  “—the naagloshii tried to get inside. It didn’t seem to like them much.”

  “I should fucking think not,” Bob said, his voice nervous. “Um, Harry . . . I don’t know what these are.”

  I frowned at him. “Uh. What?”

  “I don’t know,” he repeated. He sounded genuinely surprised. “I don’t know what they are, Harry.”

  Magic is like a lot of other disciplines that people have recently begun developing, in historic terms. Working with magic is a way of understanding the universe and how it functions. You can approach it from a lot of different angles, applying a lot of different theories and mental models to it. You can get to the same place through a lot of different lines of theory and reasoning, kind of like really advanced mathematics. There’s no truly right or wrong way to get there, either—there are just different ways, some more or less useful than others for a given application. And new vistas of thought, theory, and application open up on a pretty regular basis, as the Art develops and expands through the participation of multiple brilliant minds.

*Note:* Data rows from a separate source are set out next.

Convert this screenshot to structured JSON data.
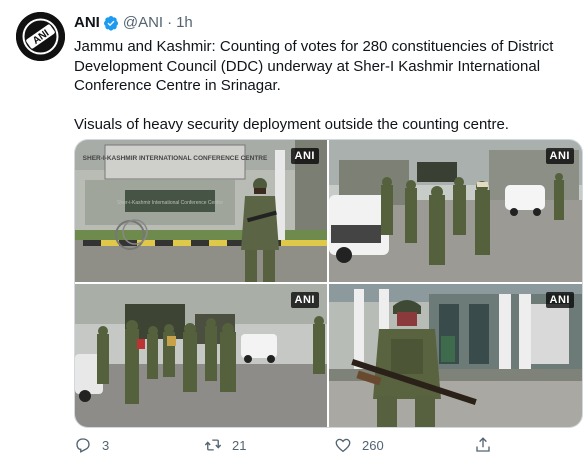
{
  "tweet": {
    "author_name": "ANI",
    "handle": "@ANI",
    "separator": "·",
    "time": "1h",
    "text_line1": "Jammu and Kashmir: Counting of votes for 280 constituencies of District Development Council (DDC) underway at Sher-I Kashmir International Conference Centre in Srinagar.",
    "text_line2": "Visuals of heavy security deployment outside the counting centre.",
    "avatar_text": "ANI"
  },
  "media": {
    "watermark": "ANI",
    "photo1_sign_title": "SHER-I-KASHMIR INTERNATIONAL CONFERENCE CENTRE",
    "photo1_sign_sub": "Sher-i-Kashmir International Conference Centre"
  },
  "actions": {
    "replies": "3",
    "retweets": "21",
    "likes": "260"
  },
  "colors": {
    "text": "#0f1419",
    "secondary": "#536471",
    "verified": "#1d9bf0"
  }
}
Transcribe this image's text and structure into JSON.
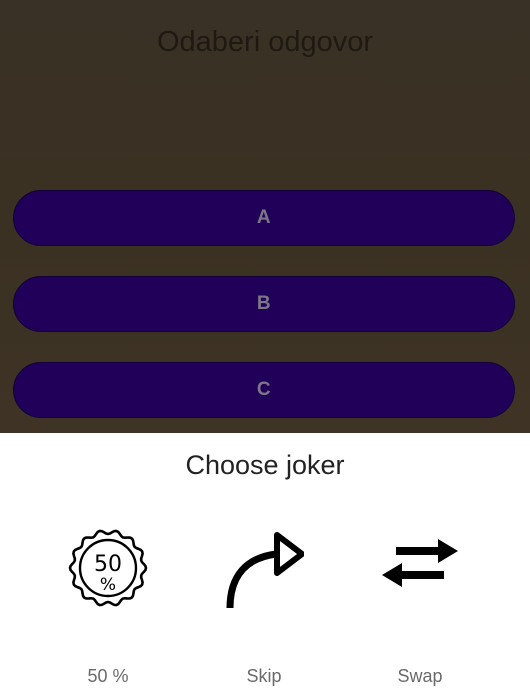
{
  "question": {
    "text": "Odaberi odgovor"
  },
  "answers": [
    {
      "label": "A"
    },
    {
      "label": "B"
    },
    {
      "label": "C"
    }
  ],
  "joker_sheet": {
    "title": "Choose joker",
    "jokers": [
      {
        "label": "50 %",
        "icon": "fifty-percent-badge-icon",
        "badge_top": "50",
        "badge_bottom": "%"
      },
      {
        "label": "Skip",
        "icon": "skip-arrow-icon"
      },
      {
        "label": "Swap",
        "icon": "swap-arrows-icon"
      }
    ]
  },
  "colors": {
    "overlay_bg": "#3b3122",
    "answer_bg": "#200058",
    "answer_text": "#7d7688",
    "sheet_bg": "#ffffff",
    "label_text": "#6a6a6a"
  }
}
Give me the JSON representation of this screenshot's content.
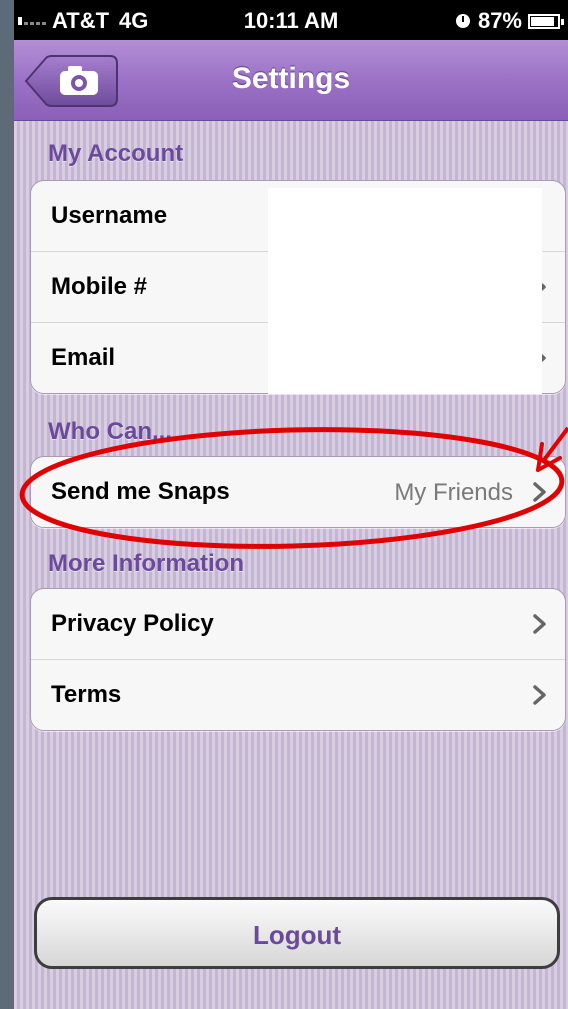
{
  "status_bar": {
    "carrier": "AT&T",
    "network": "4G",
    "time": "10:11 AM",
    "battery": "87%",
    "battery_level": 0.87
  },
  "nav": {
    "title": "Settings",
    "back_icon": "camera-icon"
  },
  "sections": {
    "account": {
      "header": "My Account",
      "rows": [
        {
          "label": "Username",
          "value": ""
        },
        {
          "label": "Mobile #",
          "value": ""
        },
        {
          "label": "Email",
          "value": ""
        }
      ]
    },
    "who_can": {
      "header": "Who Can...",
      "rows": [
        {
          "label": "Send me Snaps",
          "value": "My Friends"
        }
      ]
    },
    "more_info": {
      "header": "More Information",
      "rows": [
        {
          "label": "Privacy Policy"
        },
        {
          "label": "Terms"
        }
      ]
    }
  },
  "logout": {
    "label": "Logout"
  },
  "colors": {
    "accent": "#6b4a9c",
    "nav": "#9b72c6",
    "annotation": "#e00000"
  }
}
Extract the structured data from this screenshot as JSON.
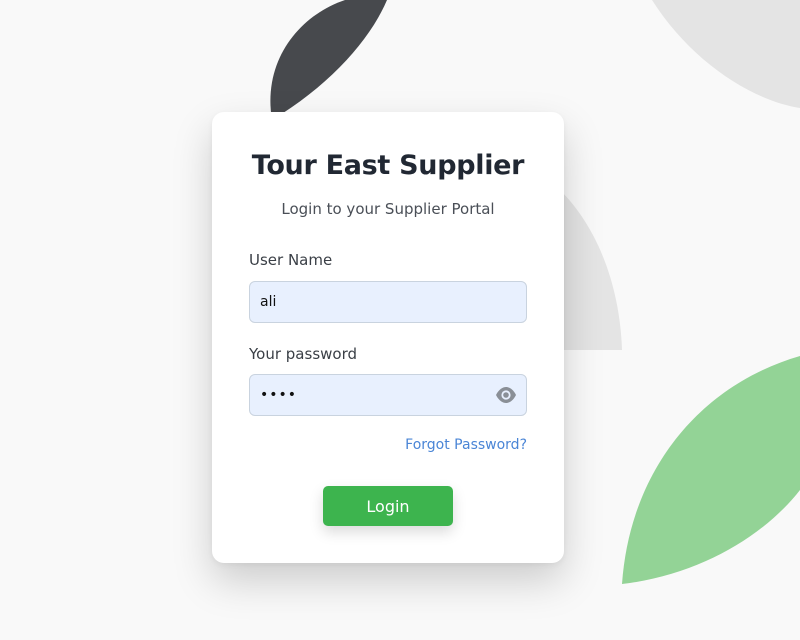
{
  "card": {
    "title": "Tour East Supplier",
    "subtitle": "Login to your Supplier Portal"
  },
  "form": {
    "username_label": "User Name",
    "username_value": "ali",
    "password_label": "Your password",
    "password_value": "abcd",
    "password_toggle_icon": "eye-icon",
    "forgot_label": "Forgot Password?",
    "login_label": "Login"
  },
  "colors": {
    "accent_green": "#3db44e",
    "link_blue": "#4a85d6",
    "input_fill": "#e8f0fe",
    "shape_dark": "#47494d",
    "shape_light_gray": "#e4e4e4",
    "shape_light_green": "#93d396"
  }
}
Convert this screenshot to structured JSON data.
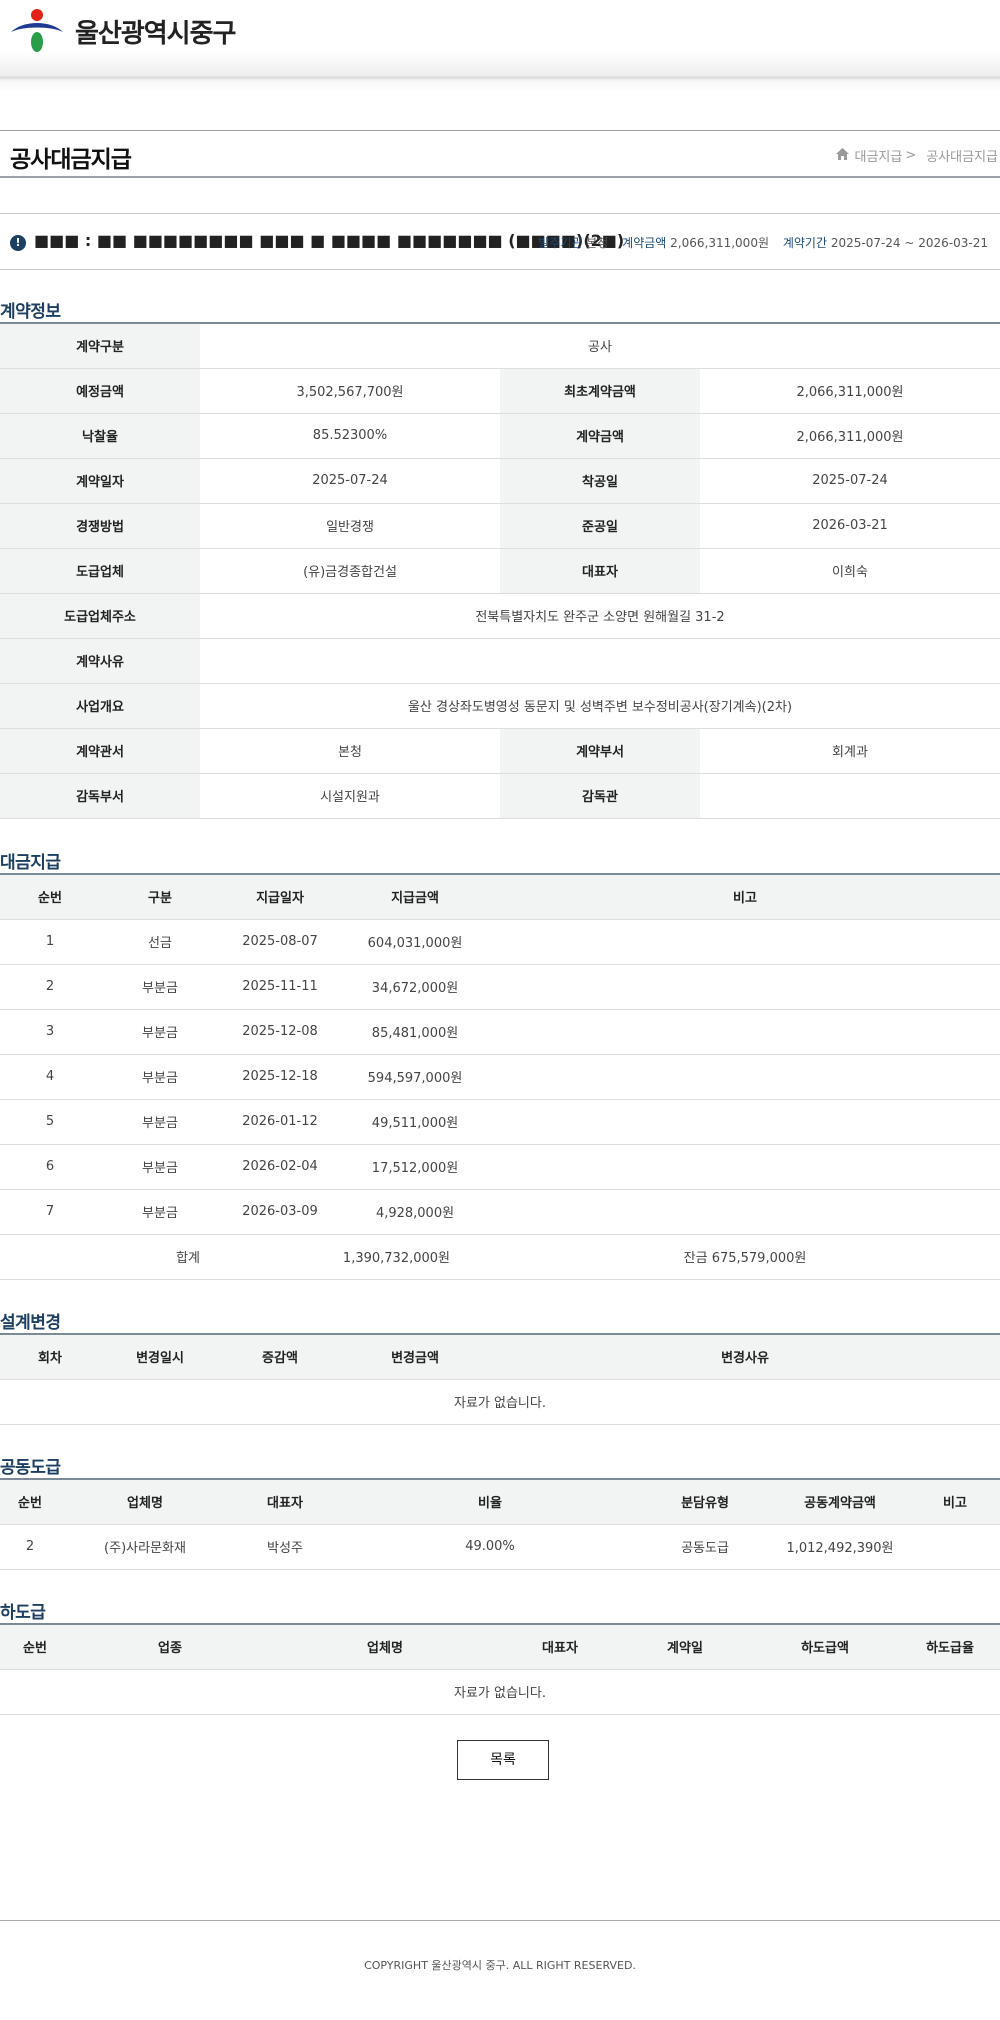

  But that said, once you have a good grounding in it, you get a pretty solid idea of what’s possible and what isn’t. No matter how much circumlocution you do with your formulae, two plus two doesn’t equal five. (Except maybe very, very rarely, sometimes, in extremely specific and highly unlikely circumstances.) Magic isn’t something that just makes things happen, poof. There are laws to how it behaves, structure, limits—and the whole reason Bob was created was so that those limits could be explored, tested, and charted.